At a August 28 meeting of the Rapid City group The Wingnuts, he reportedly launched into an “intense, argumentative, venomous" tirade about another member of the city council, Charity Doyle, according to another complaint filed against him.  According to the report, "Clayton ridiculed [Doyle] by questioning her mental fitness to serve on the council, urged citizens to harass her ... and encouraged the public to drive/remove her from office."  A witness to the incident, Bonnie Redden, told the Rapid City Journal that Clayton spoke of Doyle "in the most awful tone of voice" to about 20 people attending The Wingnuts luncheon and "then to top it all off, he put his hand in a thing like a gun and put it to his head and said, 'She needs to be gotten rid of in any method necessary.'"

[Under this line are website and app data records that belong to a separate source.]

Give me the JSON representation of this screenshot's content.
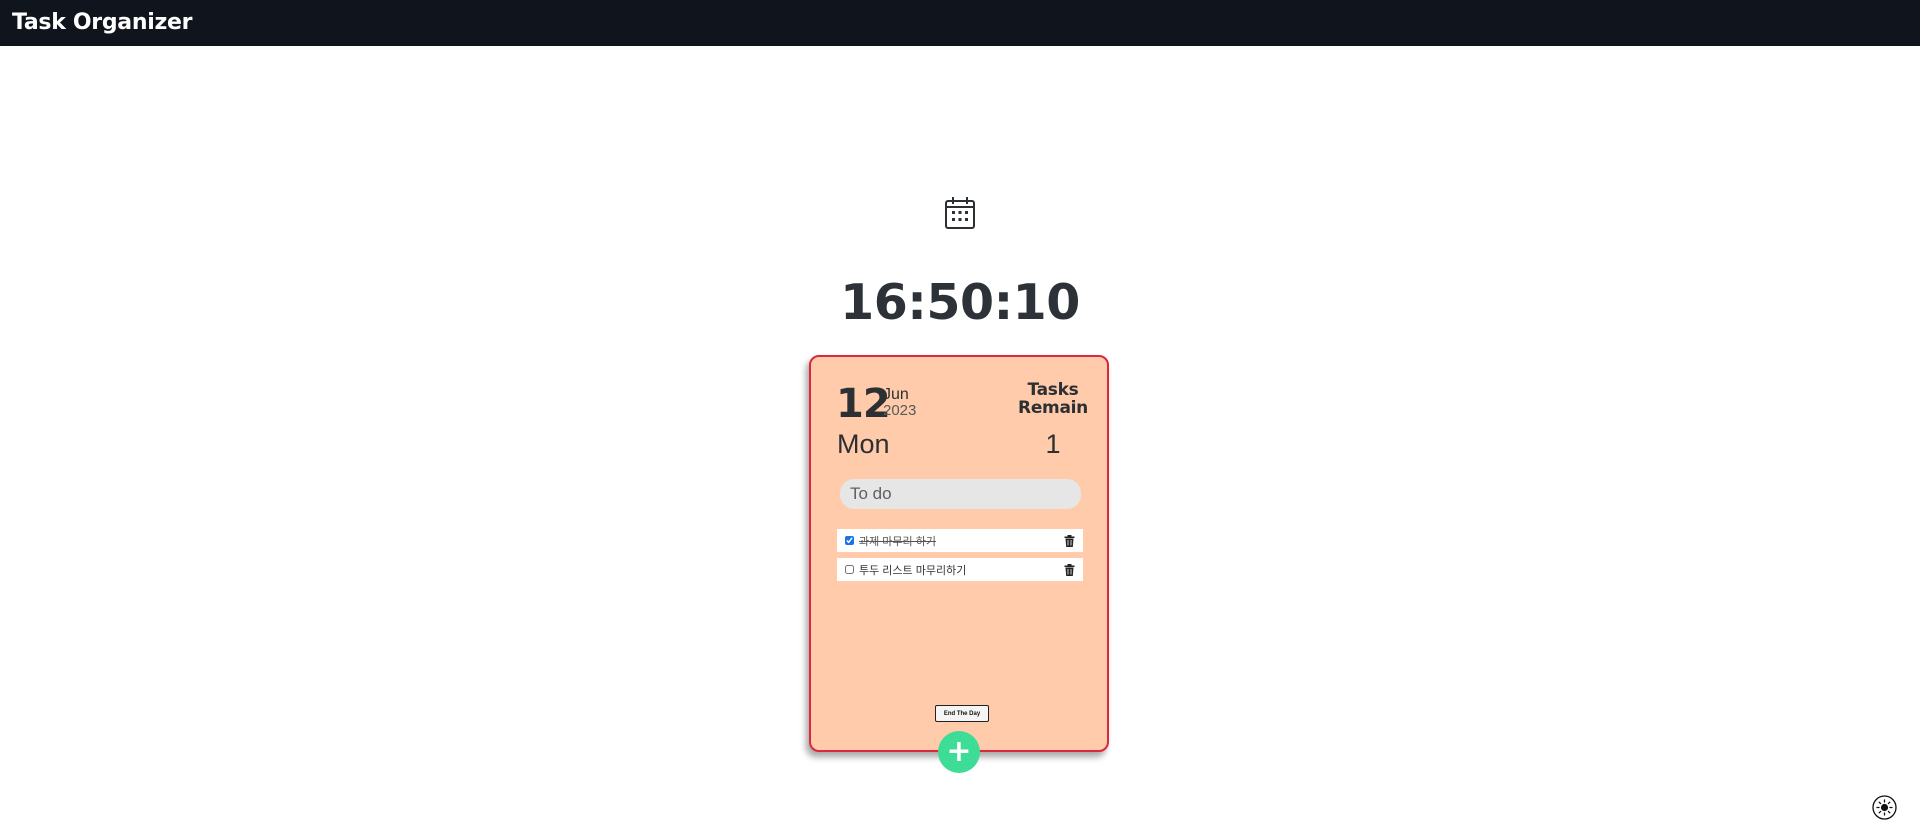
{
  "header": {
    "title": "Task Organizer"
  },
  "icons": {
    "calendar": "calendar-icon",
    "add": "plus",
    "trash": "trash-icon",
    "theme": "sun-icon"
  },
  "clock": {
    "time": "16:50:10"
  },
  "card": {
    "day": "12",
    "month": "Jun",
    "year": "2023",
    "weekday": "Mon",
    "tasks_remain_label": "Tasks Remain",
    "tasks_remain_count": "1",
    "todo_input": {
      "placeholder": "To do",
      "value": ""
    },
    "tasks": [
      {
        "text": "과제 마무리 하기",
        "done": true
      },
      {
        "text": "투두 리스트 마무리하기",
        "done": false
      }
    ],
    "end_day_label": "End The Day"
  },
  "add_button": {
    "label": "+"
  },
  "colors": {
    "topbar": "#10141d",
    "card_bg": "#ffcbaa",
    "card_border": "#d8293d",
    "add_button": "#3ddc97"
  }
}
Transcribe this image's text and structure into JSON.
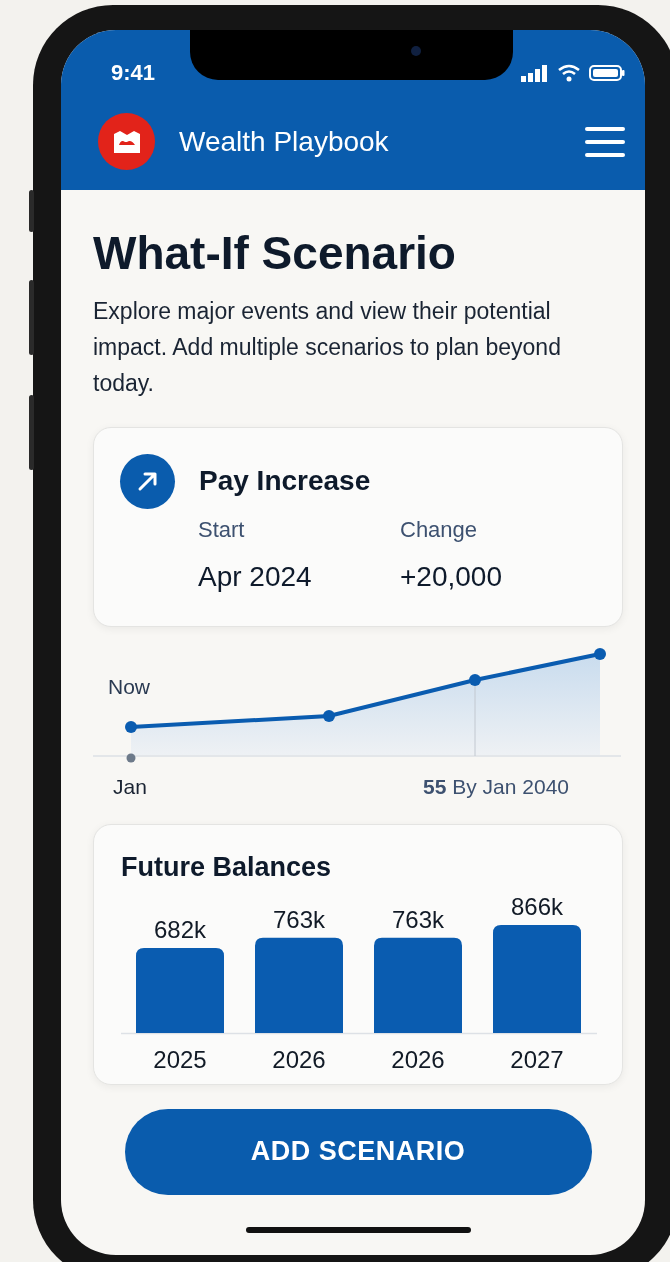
{
  "status_bar": {
    "time": "9:41"
  },
  "app_bar": {
    "title": "Wealth Playbook"
  },
  "page": {
    "title": "What-If Scenario",
    "description": "Explore major events and view their potential impact. Add multiple scenarios to plan beyond today."
  },
  "scenario": {
    "title": "Pay Increase",
    "fields": [
      {
        "label": "Start",
        "value": "Apr 2024"
      },
      {
        "label": "Change",
        "value": "+20,000"
      }
    ]
  },
  "projection": {
    "marker_label": "Now",
    "start_label": "Jan",
    "end_label": "**55** By Jan 2040"
  },
  "future_balances": {
    "title": "Future Balances",
    "chart_data": {
      "type": "bar",
      "categories": [
        "2025",
        "2026",
        "2026",
        "2027"
      ],
      "values": [
        682,
        763,
        763,
        866
      ],
      "value_labels": [
        "682k",
        "763k",
        "763k",
        "866k"
      ]
    }
  },
  "button": {
    "label": "ADD SCENARIO"
  }
}
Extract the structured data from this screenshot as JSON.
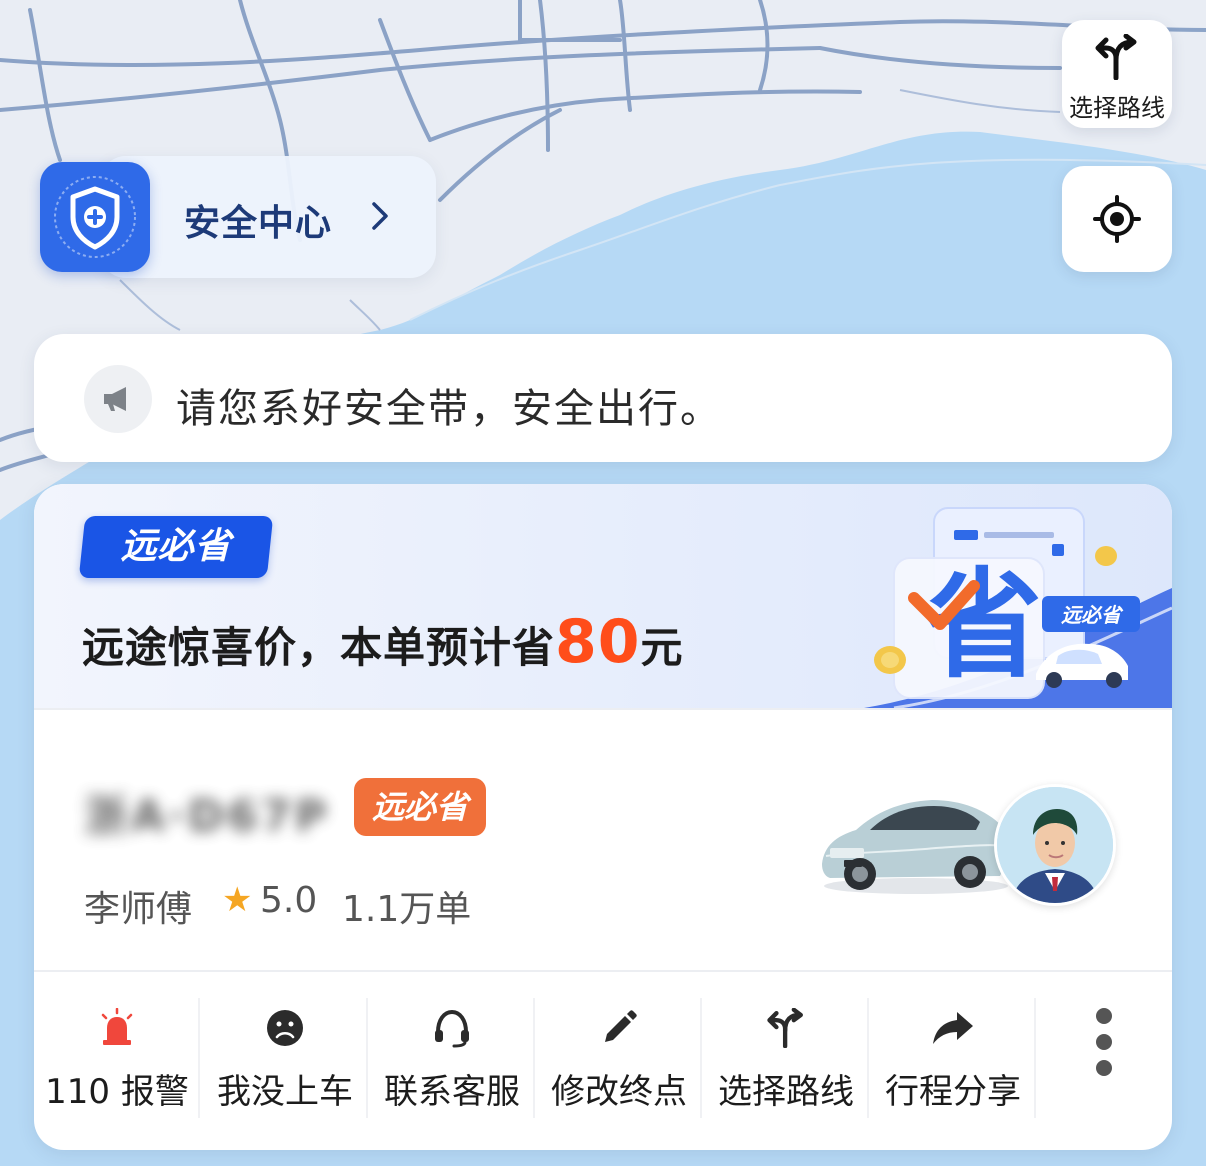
{
  "map": {
    "route_button_label": "选择路线",
    "route_icon": "route-fork-icon",
    "locate_icon": "locate-crosshair-icon",
    "water_color": "#b6d9f5",
    "land_color": "#e9edf4",
    "road_color": "#7b96bf"
  },
  "safety_center": {
    "label": "安全中心",
    "icon": "shield-plus-icon",
    "accent": "#2f6ae8"
  },
  "notice": {
    "icon": "megaphone-icon",
    "text": "请您系好安全带，安全出行。"
  },
  "promo": {
    "logo_text": "远必省",
    "title_prefix": "远途惊喜价，本单预计省",
    "amount": "80",
    "unit": "元",
    "art_tag": "远必省",
    "art_glyph": "省",
    "amount_color": "#ff4d1a",
    "logo_color": "#1a55e6"
  },
  "driver": {
    "plate": "浙A·D67P",
    "badge": "远必省",
    "name": "李师傅",
    "rating": "5.0",
    "orders": "1.1万单",
    "badge_color": "#f0703a"
  },
  "actions": [
    {
      "label": "110 报警",
      "icon": "alarm-light-icon"
    },
    {
      "label": "我没上车",
      "icon": "sad-face-icon"
    },
    {
      "label": "联系客服",
      "icon": "headset-icon"
    },
    {
      "label": "修改终点",
      "icon": "pencil-icon"
    },
    {
      "label": "选择路线",
      "icon": "route-fork-icon"
    },
    {
      "label": "行程分享",
      "icon": "share-arrow-icon"
    }
  ],
  "more_icon": "more-vertical-icon"
}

Clayton urged voter to get rid of fellow councilmember Charity Doyle "by any means necessary" before making a hand gesture like a pistol to the head. (Photo from
Great – another Republican encouraging violence against political enemies like failed Nevada Senate candidate Sharron Angle who in 2010 suggested that conservatives might have to turn to “Second Amendment remedies” if the election didn’t go their way.  Or Sarah “Lock and Load” Palin who the same year illustrated her website with a map of Congressional districts represented by politically vulnerable Democrats highlighted with rifle crosshairs.  (One of the districts literally targeted by Palin was represented by Gabrielle Giffords, who was shot in the brain by a deranged gunman in Tucson, Arizona January 8, 2011.)   Fortunately no lunatic has taken up Clayton on his murderous suggestion.  He and Doyle still sit on the Rapid City Council.  Clayton is still an elected official.  Wingnut indeed.  God help us all. 

The Rapid City council -- one big, happy family.  Well, except for that whole death threat thing.  Clayton is on the far left in the front row and Doyle is two seats over to the right.  (Photo from  
For more, see  and

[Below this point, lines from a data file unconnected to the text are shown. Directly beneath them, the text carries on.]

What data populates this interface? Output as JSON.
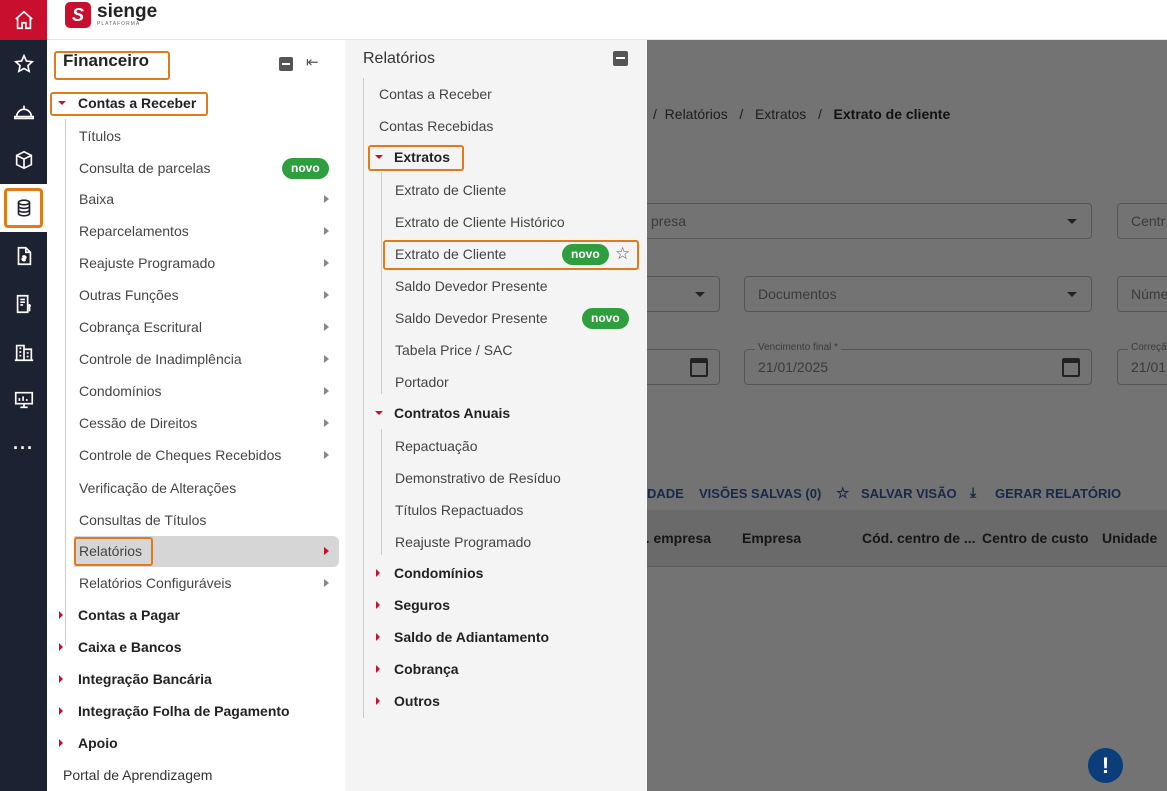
{
  "rail": {
    "items": [
      {
        "icon": "home-icon"
      },
      {
        "icon": "star-icon"
      },
      {
        "icon": "helmet-icon"
      },
      {
        "icon": "box-icon"
      },
      {
        "icon": "coins-icon"
      },
      {
        "icon": "document-dollar-icon"
      },
      {
        "icon": "invoice-icon"
      },
      {
        "icon": "building-icon"
      },
      {
        "icon": "monitor-chart-icon"
      },
      {
        "icon": "more-icon"
      }
    ],
    "more_label": "···"
  },
  "brand": {
    "mark": "S",
    "name": "sienge",
    "sub": "PLATAFORMA",
    "color": "#c8102e"
  },
  "menu": {
    "title": "Financeiro",
    "section": "Contas a Receber",
    "items": [
      {
        "label": "Títulos"
      },
      {
        "label": "Consulta de parcelas",
        "badge": "novo"
      },
      {
        "label": "Baixa"
      },
      {
        "label": "Reparcelamentos"
      },
      {
        "label": "Reajuste Programado"
      },
      {
        "label": "Outras Funções"
      },
      {
        "label": "Cobrança Escritural"
      },
      {
        "label": "Controle de Inadimplência"
      },
      {
        "label": "Condomínios"
      },
      {
        "label": "Cessão de Direitos"
      },
      {
        "label": "Controle de Cheques Recebidos"
      },
      {
        "label": "Verificação de Alterações"
      },
      {
        "label": "Consultas de Títulos"
      },
      {
        "label": "Relatórios"
      },
      {
        "label": "Relatórios Configuráveis"
      }
    ],
    "groups": [
      {
        "label": "Contas a Pagar"
      },
      {
        "label": "Caixa e Bancos"
      },
      {
        "label": "Integração Bancária"
      },
      {
        "label": "Integração Folha de Pagamento"
      },
      {
        "label": "Apoio"
      }
    ],
    "footer_link": "Portal de Aprendizagem"
  },
  "reports": {
    "title": "Relatórios",
    "top": [
      {
        "label": "Contas a Receber"
      },
      {
        "label": "Contas Recebidas"
      }
    ],
    "extratos": {
      "label": "Extratos",
      "items": [
        {
          "label": "Extrato de Cliente"
        },
        {
          "label": "Extrato de Cliente Histórico"
        },
        {
          "label": "Extrato de Cliente",
          "badge": "novo"
        },
        {
          "label": "Saldo Devedor Presente"
        },
        {
          "label": "Saldo Devedor Presente",
          "badge": "novo"
        },
        {
          "label": "Tabela Price / SAC"
        },
        {
          "label": "Portador"
        }
      ]
    },
    "contratos": {
      "label": "Contratos Anuais",
      "items": [
        {
          "label": "Repactuação"
        },
        {
          "label": "Demonstrativo de Resíduo"
        },
        {
          "label": "Títulos Repactuados"
        },
        {
          "label": "Reajuste Programado"
        }
      ]
    },
    "groups": [
      {
        "label": "Condomínios"
      },
      {
        "label": "Seguros"
      },
      {
        "label": "Saldo de Adiantamento"
      },
      {
        "label": "Cobrança"
      },
      {
        "label": "Outros"
      }
    ]
  },
  "background": {
    "breadcrumb": {
      "a": "Relatórios",
      "b": "Extratos",
      "current": "Extrato de cliente",
      "sep": "/"
    },
    "fields": {
      "empresa": "presa",
      "centro": "Centr",
      "documentos": "Documentos",
      "numero": "Núme",
      "venc_label": "Vencimento final *",
      "venc_value": "21/01/2025",
      "corr_label": "Correçã",
      "corr_value": "21/01"
    },
    "actions": {
      "a": "DADE",
      "b": "VISÕES SALVAS (0)",
      "c": "SALVAR VISÃO",
      "d": "GERAR RELATÓRIO"
    },
    "columns": [
      "). empresa",
      "Empresa",
      "Cód. centro de ...",
      "Centro de custo",
      "Unidade"
    ],
    "help": "!"
  },
  "colors": {
    "accent": "#c8102e",
    "highlight": "#e07b1a",
    "badge": "#2e9e3e",
    "rail": "#1d2233"
  }
}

Michael Phillips has authored the following:

White Metropolis: Race, Ethnicity and Religion in Dallas, Texas, 1841-2001 (Austin:  University of Texas Press, 2006)

(with Patrick L. Cox) The House Will Come to Order: How the Texas Speaker Became a Power in State and National Politics. (Austin: University of Texas Press, 2010)

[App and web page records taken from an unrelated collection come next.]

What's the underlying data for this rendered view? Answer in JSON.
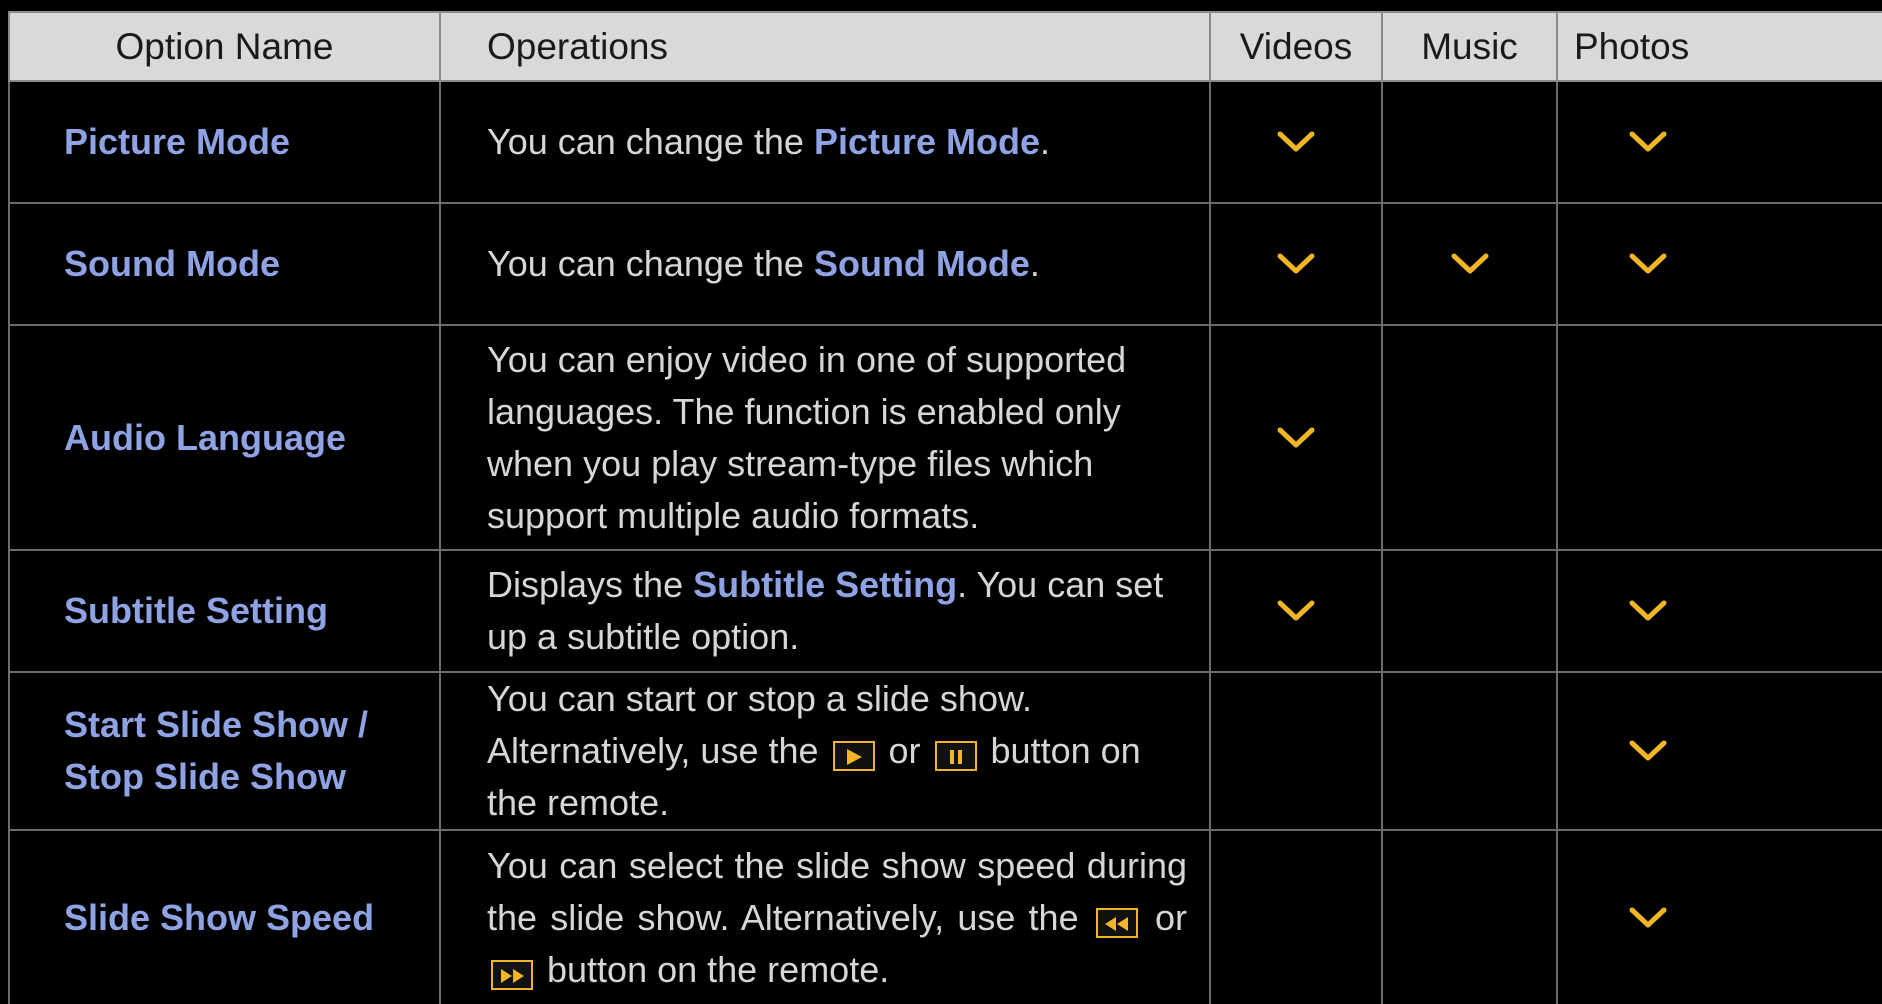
{
  "header": {
    "option_name": "Option Name",
    "operations": "Operations",
    "videos": "Videos",
    "music": "Music",
    "photos": "Photos"
  },
  "colors": {
    "option_blue": "#8fa3e4",
    "check_gold": "#f2b526",
    "header_bg": "#d9d9d9"
  },
  "rows": [
    {
      "name": "Picture Mode",
      "ops_pre": "You can change the ",
      "ops_hl": "Picture Mode",
      "ops_post": ".",
      "videos": true,
      "music": false,
      "photos": true
    },
    {
      "name": "Sound Mode",
      "ops_pre": "You can change the ",
      "ops_hl": "Sound Mode",
      "ops_post": ".",
      "videos": true,
      "music": true,
      "photos": true
    },
    {
      "name": "Audio Language",
      "ops": "You can enjoy video in one of supported languages. The function is enabled only when you play stream-type files which support multiple audio formats.",
      "videos": true,
      "music": false,
      "photos": false
    },
    {
      "name": "Subtitle Setting",
      "ops_pre": "Displays the ",
      "ops_hl": "Subtitle Setting",
      "ops_post": ". You can set up a subtitle option.",
      "videos": true,
      "music": false,
      "photos": true
    },
    {
      "name": "Start Slide Show / Stop Slide Show",
      "ops_pre": "You can start or stop a slide show. Alternatively, use the ",
      "ops_mid": " or ",
      "ops_post": " button on the remote.",
      "btn1_icon": "play-icon",
      "btn2_icon": "pause-icon",
      "videos": false,
      "music": false,
      "photos": true
    },
    {
      "name": "Slide Show Speed",
      "ops_pre": "You can select the slide show speed during the slide show. Alternatively, use the ",
      "ops_mid": " or ",
      "ops_post": " button on the remote.",
      "btn1_icon": "rewind-icon",
      "btn2_icon": "fast-forward-icon",
      "videos": false,
      "music": false,
      "photos": true
    }
  ]
}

“Why Is Big Tex Still a White Cowboy? Race, Gender, and the ‘Other Texans’” in Walter Buenger and Arnoldo de León, eds., Beyond Texas Through Time: Breaking Away From Past Interpretations (College Station: Texas A&M Press, 2011)

“The Current is Stronger’: Images of Racial Oppression and Resistance in North Texas Black Art During the 1920s and 1930s ”  in Bruce A. Glasrud and Cary D. Wintz, eds., The Harlem Renaissance in the West: The New Negroes’ Western Experience (New York: Routledge, Taylor and Francis Group, 2011)

“Dallas, 1989-2011,” in Richardson Dilworth, ed. Cities in American Political History (Washington, D.C.: CQ Press, 2011)

(With John Anthony Moretta, Keith J. Volonto, Austin Allen, Doug Cantrell and Norwood Andrews), Keith J. Volonto and Michael Phillips. eds., The American Challenge: A New History of the United States, Volume I.   (Wheaton, Il.: Abigail Press, 2012).

(With John Anthony Moretta and Keith J. Volanto), Keith J. Volonto and Michael Phillips, eds., The American Challenge: A New History of the United States, Volume II. (Wheaton, Il.: Abigail Press, 2012).

(With John Anthony Moretta and Carl J. Luna), Imperial Presidents: The Rise of Executive Power from Roosevelt to Obama  (Wheaton, Il.: Abigail Press, 2013). 

“Texan by Color: The Racialization of the Lone Star State,” in David Cullen and Kyle Wilkison, eds., The Radical Origins of the Texas Right (College Station: University of Texas Press, 2013).

He is currently collaborating, with longtime journalist Betsy Friauf, on a history of African American culture, politics and black intellectuals in the Lone Star State called God Carved in Night: Black Intellectuals in Texas and the World They Made.